The first and most pivotal transformational move was to increase building heights and densities in the Fremantle CBD, in the non-heritage parts of the city. This has worked! It has seen over a billion dollars of new investment in the pipeline and sites such as the former-Myer/Queensgate, Atwell Arcade, Westgate Mall, and Woolstores Shopping Centre all in the process of been redeveloped more intensively.

Not only has it enabled new office developments into central Fremantle but it has meant Fremantle could substantially increase its CDB population. The reality is there is still a long way to go. Freo’s CBD population needs to at least double again but the foundations for redevelopment and renewal are in place.

The second transformational move was the Kings Square Project the City of Fremantle did in collaboration with Sirona Capital. This has seen an extra 2000 office workers in central Fremantle. Eight years on the project still isn’t quite complete but the final stages including the new $50 million Wallylalup Library and Civic Centre and FOMO retail will be open in early 2021.

The third transformational move was to enable more diverse and affordable housing in Fremantle. We have some important successes, originally with our small ancillary dwelling scheme amendment (aka granny flats with grannies) which is now state-wide policy, and more recently with the Freo Alternative which is adding much needed housing affordability and diversity to our suburbs.

We have also partnered with developers to provide key worker apartments in central Fremantle but there is once again plenty more to do to make apartments more affordable – not just small. Young people, artists, and key workers such as teachers and nurses shouldn’t be forced to buy or rent on the urban fringe to access affordable housing. We want them in downtown Freo.

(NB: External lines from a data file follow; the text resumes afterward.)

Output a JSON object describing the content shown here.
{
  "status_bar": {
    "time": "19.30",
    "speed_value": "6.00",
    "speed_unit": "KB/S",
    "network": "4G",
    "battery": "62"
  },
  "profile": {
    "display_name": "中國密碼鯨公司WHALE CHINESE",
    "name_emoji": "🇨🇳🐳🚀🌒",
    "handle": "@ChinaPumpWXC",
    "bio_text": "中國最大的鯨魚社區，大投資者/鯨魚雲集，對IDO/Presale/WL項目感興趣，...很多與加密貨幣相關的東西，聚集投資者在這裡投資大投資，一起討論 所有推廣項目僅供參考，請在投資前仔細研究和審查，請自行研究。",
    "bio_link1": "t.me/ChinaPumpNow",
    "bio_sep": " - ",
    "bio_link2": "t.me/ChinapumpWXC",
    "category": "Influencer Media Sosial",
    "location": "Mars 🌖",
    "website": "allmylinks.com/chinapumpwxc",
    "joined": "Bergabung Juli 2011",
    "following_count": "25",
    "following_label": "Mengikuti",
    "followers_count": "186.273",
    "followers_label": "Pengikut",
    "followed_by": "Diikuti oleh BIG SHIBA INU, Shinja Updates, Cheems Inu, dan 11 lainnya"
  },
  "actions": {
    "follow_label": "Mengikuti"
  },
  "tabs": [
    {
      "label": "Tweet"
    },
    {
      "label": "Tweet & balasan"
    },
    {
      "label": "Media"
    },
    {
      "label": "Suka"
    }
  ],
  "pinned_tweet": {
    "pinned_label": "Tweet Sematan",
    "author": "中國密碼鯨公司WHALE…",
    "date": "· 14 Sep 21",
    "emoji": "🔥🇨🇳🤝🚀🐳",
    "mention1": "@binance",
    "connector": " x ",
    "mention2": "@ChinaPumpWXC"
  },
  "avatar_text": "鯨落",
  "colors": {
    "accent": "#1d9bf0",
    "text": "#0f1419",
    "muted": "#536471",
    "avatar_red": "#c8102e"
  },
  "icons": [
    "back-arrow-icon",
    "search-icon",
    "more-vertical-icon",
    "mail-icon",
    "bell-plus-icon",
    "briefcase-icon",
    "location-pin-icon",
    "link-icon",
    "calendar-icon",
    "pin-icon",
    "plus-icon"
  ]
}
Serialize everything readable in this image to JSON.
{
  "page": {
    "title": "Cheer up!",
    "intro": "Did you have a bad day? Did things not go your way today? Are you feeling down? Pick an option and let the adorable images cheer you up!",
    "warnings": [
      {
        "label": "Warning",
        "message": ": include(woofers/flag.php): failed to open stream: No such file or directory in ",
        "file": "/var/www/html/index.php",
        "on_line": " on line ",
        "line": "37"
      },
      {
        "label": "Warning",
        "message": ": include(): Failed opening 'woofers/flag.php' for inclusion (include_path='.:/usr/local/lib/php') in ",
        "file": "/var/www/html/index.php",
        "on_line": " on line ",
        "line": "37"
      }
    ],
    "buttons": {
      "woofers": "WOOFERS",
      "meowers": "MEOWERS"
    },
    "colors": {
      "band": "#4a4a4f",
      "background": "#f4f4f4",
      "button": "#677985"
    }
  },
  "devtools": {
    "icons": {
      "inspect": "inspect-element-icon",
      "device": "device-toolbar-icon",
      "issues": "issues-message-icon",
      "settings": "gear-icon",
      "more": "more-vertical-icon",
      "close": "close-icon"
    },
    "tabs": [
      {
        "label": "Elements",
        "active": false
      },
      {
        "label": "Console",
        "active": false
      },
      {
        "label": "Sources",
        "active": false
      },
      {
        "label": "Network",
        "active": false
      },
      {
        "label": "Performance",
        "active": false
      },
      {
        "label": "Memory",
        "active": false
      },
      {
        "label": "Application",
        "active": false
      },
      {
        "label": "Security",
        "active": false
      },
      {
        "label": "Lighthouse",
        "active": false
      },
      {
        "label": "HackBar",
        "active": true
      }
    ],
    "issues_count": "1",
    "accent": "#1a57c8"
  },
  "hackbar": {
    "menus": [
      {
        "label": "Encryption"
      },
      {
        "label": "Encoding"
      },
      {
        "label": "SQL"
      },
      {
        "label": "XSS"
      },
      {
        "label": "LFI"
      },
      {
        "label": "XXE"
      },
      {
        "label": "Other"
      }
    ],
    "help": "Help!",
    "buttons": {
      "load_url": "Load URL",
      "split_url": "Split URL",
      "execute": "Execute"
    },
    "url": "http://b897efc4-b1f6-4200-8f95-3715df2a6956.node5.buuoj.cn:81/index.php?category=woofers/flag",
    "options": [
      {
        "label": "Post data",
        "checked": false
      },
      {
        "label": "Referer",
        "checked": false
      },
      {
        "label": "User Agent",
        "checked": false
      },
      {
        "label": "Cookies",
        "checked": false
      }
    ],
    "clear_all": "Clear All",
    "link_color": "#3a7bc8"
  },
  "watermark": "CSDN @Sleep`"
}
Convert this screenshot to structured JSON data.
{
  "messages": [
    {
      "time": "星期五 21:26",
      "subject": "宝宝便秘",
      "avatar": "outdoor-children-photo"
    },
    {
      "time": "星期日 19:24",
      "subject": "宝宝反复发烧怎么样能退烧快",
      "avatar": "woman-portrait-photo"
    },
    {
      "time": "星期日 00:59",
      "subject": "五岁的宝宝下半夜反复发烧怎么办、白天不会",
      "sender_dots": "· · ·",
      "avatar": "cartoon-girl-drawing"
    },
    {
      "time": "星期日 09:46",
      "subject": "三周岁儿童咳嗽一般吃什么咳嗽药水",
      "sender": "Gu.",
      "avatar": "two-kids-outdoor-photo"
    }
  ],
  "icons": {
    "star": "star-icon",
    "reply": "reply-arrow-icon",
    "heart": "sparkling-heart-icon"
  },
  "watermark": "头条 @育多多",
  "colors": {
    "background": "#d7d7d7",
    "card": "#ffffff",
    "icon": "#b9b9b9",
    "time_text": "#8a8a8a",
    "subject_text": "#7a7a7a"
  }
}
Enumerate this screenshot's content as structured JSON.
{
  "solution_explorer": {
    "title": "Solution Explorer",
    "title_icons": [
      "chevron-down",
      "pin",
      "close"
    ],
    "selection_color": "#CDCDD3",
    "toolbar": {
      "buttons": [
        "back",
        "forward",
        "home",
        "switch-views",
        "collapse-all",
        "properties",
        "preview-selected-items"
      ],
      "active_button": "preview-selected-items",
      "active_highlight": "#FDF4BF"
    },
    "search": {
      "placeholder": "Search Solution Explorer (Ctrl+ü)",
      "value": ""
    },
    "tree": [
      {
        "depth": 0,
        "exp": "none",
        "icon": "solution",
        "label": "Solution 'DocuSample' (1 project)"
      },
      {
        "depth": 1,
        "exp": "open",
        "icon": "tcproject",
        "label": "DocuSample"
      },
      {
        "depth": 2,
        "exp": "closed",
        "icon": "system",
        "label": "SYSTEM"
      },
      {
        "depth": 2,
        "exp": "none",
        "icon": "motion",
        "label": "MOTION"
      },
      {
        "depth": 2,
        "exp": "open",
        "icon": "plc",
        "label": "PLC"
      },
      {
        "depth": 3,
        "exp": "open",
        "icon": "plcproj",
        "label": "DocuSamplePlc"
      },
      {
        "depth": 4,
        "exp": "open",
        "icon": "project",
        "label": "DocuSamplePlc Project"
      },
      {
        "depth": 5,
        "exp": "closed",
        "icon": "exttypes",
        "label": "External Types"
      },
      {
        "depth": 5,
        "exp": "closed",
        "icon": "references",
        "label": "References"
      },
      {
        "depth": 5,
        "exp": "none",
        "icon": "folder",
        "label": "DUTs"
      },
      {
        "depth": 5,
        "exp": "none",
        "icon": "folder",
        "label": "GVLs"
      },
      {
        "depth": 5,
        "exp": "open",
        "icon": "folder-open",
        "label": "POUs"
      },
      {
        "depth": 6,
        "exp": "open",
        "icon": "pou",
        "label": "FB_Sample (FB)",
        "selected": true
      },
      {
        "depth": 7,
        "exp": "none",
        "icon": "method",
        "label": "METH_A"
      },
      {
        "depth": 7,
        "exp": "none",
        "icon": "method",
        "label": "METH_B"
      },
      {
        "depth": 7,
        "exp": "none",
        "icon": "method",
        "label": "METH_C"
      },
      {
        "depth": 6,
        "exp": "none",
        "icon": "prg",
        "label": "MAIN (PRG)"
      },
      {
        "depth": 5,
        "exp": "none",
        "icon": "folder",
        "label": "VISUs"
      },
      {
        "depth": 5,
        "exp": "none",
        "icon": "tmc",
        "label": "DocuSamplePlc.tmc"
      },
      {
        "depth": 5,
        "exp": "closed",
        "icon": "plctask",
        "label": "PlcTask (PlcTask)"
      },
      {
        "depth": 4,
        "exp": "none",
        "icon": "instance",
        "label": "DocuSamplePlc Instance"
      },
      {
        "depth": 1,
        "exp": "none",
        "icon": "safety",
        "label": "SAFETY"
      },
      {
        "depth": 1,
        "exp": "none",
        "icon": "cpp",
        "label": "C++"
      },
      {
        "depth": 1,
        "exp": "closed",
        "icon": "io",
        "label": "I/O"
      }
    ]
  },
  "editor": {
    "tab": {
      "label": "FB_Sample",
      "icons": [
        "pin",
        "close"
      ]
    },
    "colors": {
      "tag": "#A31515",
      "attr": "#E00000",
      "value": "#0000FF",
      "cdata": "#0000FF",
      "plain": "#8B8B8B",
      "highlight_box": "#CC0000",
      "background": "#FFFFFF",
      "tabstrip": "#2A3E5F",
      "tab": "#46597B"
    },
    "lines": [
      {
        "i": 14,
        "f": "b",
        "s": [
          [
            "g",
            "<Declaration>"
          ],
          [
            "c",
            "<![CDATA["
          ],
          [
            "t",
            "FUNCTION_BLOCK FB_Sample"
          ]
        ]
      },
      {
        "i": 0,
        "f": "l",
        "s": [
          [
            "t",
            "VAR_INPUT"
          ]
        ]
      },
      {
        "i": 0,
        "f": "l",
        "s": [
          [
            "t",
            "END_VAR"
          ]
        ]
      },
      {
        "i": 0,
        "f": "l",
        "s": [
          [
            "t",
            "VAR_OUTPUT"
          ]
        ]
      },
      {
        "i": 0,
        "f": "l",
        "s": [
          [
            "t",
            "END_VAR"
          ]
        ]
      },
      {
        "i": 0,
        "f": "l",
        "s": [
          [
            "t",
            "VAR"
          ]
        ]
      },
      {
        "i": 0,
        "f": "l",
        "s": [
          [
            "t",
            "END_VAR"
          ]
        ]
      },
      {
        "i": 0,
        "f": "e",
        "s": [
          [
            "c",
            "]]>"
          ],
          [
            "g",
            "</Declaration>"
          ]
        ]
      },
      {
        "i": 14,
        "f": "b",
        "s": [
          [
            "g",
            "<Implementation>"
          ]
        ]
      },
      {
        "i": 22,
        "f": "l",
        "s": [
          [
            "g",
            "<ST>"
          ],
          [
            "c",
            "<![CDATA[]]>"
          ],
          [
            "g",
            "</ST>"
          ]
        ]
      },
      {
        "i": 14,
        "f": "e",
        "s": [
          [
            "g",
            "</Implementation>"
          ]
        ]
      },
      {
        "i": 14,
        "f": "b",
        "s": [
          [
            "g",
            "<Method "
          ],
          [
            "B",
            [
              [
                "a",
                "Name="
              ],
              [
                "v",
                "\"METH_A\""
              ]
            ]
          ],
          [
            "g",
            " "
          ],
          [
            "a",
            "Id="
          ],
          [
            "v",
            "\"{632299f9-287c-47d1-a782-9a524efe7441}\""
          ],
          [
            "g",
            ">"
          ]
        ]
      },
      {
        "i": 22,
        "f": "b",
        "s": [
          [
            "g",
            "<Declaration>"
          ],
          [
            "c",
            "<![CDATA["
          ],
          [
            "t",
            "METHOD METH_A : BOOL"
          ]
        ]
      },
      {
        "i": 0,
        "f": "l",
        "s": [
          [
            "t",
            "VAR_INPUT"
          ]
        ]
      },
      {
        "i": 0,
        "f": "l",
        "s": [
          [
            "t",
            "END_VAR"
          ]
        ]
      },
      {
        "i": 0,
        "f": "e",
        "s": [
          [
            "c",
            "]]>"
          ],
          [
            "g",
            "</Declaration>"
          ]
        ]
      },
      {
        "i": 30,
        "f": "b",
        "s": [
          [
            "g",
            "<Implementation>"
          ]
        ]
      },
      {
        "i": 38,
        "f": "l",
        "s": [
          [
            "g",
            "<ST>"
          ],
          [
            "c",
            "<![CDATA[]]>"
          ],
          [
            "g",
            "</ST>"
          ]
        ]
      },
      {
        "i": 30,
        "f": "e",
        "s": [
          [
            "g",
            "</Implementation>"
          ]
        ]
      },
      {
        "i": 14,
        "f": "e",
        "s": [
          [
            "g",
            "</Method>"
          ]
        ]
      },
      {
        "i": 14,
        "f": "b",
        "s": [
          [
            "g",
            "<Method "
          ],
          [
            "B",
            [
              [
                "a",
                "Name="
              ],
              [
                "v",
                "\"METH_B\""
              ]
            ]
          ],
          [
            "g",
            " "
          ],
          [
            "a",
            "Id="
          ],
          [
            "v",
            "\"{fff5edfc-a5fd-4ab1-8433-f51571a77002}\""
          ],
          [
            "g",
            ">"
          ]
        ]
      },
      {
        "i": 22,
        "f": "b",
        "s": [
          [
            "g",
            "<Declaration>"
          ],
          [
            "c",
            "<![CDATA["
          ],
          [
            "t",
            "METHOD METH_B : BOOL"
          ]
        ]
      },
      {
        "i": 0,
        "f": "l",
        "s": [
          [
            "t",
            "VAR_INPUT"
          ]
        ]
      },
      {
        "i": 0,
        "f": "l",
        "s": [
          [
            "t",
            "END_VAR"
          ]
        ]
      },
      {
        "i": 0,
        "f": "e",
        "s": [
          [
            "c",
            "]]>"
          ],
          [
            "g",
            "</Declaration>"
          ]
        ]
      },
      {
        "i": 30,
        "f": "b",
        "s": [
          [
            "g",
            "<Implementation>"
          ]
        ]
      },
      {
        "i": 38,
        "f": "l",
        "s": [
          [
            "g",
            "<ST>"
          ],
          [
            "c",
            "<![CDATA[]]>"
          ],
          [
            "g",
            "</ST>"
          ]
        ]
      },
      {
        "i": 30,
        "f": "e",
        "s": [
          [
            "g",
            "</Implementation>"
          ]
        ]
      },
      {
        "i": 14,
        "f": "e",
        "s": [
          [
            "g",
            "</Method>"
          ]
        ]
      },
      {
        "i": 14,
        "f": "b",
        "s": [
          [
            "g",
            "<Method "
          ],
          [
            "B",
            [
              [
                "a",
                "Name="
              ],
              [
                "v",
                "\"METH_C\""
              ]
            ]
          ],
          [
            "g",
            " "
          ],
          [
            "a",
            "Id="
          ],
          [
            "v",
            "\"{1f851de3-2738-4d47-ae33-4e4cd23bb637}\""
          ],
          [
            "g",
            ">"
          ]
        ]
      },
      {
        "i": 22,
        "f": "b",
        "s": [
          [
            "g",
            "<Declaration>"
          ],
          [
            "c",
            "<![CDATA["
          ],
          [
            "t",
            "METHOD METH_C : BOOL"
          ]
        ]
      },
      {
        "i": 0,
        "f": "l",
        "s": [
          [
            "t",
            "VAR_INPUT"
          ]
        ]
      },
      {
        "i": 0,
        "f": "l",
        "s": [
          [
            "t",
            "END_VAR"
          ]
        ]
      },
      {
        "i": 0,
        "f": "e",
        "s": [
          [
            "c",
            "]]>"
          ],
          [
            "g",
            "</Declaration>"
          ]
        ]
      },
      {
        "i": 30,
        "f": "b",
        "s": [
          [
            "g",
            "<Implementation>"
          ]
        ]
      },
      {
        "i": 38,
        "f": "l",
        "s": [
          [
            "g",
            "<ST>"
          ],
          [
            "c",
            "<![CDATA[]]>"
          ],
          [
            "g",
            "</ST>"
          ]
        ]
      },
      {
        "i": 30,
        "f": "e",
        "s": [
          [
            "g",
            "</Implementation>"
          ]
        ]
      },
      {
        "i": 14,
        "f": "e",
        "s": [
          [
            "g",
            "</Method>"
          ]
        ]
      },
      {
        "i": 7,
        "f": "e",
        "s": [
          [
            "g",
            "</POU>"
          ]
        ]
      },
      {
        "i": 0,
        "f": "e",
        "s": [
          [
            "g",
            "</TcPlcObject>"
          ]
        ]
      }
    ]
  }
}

It is perhaps the fourth and final transformational move - the transition to a low carbon city – that remains the biggest and an increasingly important challenge for all cities. Eight years on WA still has one of the biggest per capita carbon footprints in the developed world but our state’s transition to a more sustainable, low carbon future has been barely evident.

Fremantle has invested heavily in renewable energy from geo-thermal to roof top solar. When the Wallyalup Civic Centre opens it will be one of the biggest zero carbon buildings in Australia.

But a true low carbon transition will require major investments from renewable energy to inner city public transport, obviously not something Fremantle can do alone. It will require the support of the state government and we will keep advocating for this.

My closing thoughts of eight years ago remain equally relevant today even in these challenging COVID times: Successful cities of the 21st century are going to need to be very different to the successful cities of the 20th century. The path across the chasms of change can’t be achieved with small tentative steps. It is going to take some giant, transformational leaps. These transformational moves will create the opportunity to make our existing urban centres even better places for people with vibrancy, diversity and sustainability at their core.

This article was submitted by the City of Fremantle

Acknowledgement of Country

The Committee For Perth acknowledges the traditional custodians throughout Western Australia and their continuing connection to the land, waters and community. We pay our respects to all members of the Aboriginal communities and their cultures; and to Elders both past and present.